See also Darwin (!) Botanic Garden, Supplement. p— ?. 4

Shall I copy you all Curtis’ account? We must make a point of looking at this Apocynum. Yours very faithfully | Danl. Oliver


The reference was written in the margin of the letter. Oliver refers to an item in the ‘Miscellaneous articles’ section of Annals of Botany 1 (1805): 398–9, edited by Karl Dietrich Eberhard Koenig and John Sims. The article is an abstract of Barton 1806, in which Asclepias syrica, the fly-catcher, is described. The abstract also mentions Apocynum androsaemifolium.
A. androsaemifolium was figured in William Curtis’s Botanical Magazine 8 (1794): tab. 280.
CD’s grandfather, Erasmus Darwin, provided a plate of A. androsaemifolium in The loves of the plants (E. Darwin 1789–91, pt 2, facing p. 182). He described plants of this species growing in the garden of his brother, Robert Waring Darwin of Elston, Nottinghamshire.
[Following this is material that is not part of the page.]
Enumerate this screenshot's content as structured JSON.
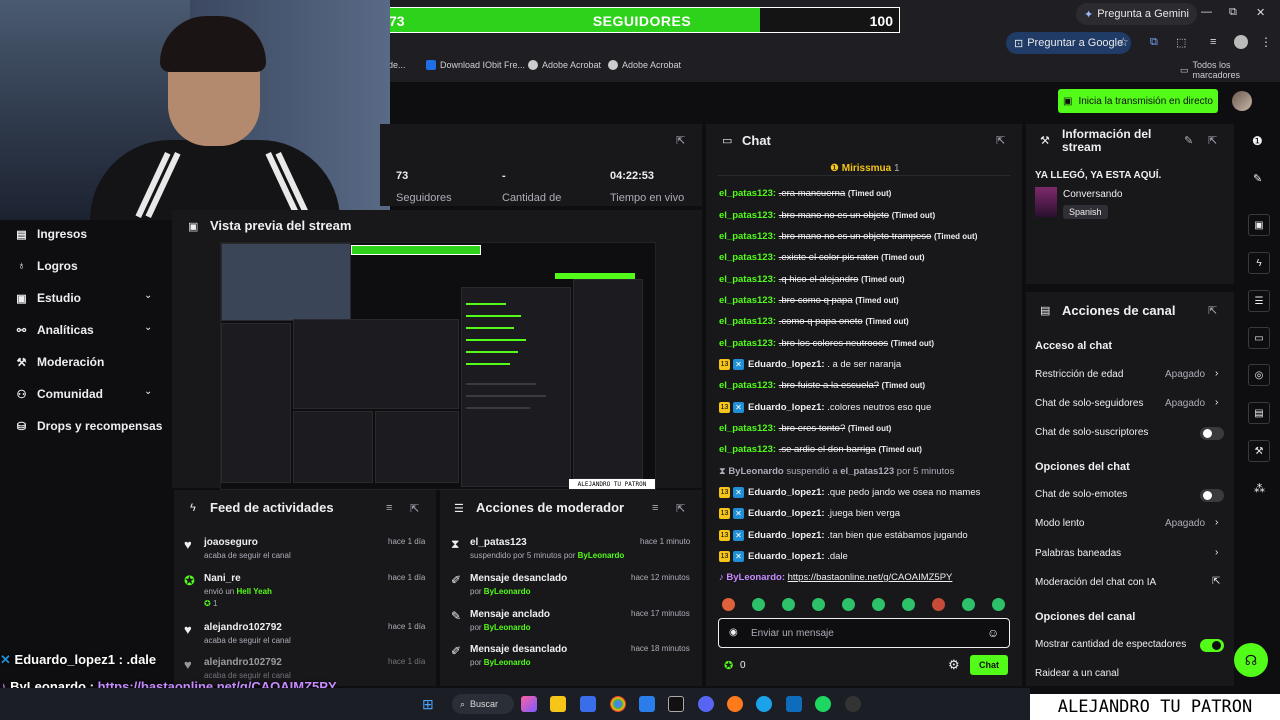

Oliver’s reference to the ‘Supplement’ is explained by the plate and description being in a section of the book entitled ‘Additional notes’.


Barton, Benjamin Smith. 1806. Memorandum on a new vegetable muscipula. Transactions of the American Philosophical Society 6: 79–82.

Darwin, Erasmus. 1789–91. The botanic garden; a poem, in two parts. Pt 1. The economy of vegetation. London: J. Johnson. 1791. Pt 2. The loves of the plants. With philosophical notes. Lichfield: J. Jackson. 1789.


Dr Hooker has given him CD’s memorandum on the fly-catcher.

Copies out extract from Curtis’ Botanical Magazine [On Apocynum androsæmifolium, 8 (1794): tab.]: 280 and gives a further reference in Erasmus Darwin’s The loves of plants [1789]. Suggests that they look at Apocynum.

Letter details

Letter no.
Daniel Oliver
Charles Robert Darwin
Sent from
Source of text
DAR 157a
Physical description

Please cite as

Darwin Correspondence Project, “Letter no. 2995A,” accessed on 28 January 2021,

Also published in The Correspondence of Charles Darwin, vol. 8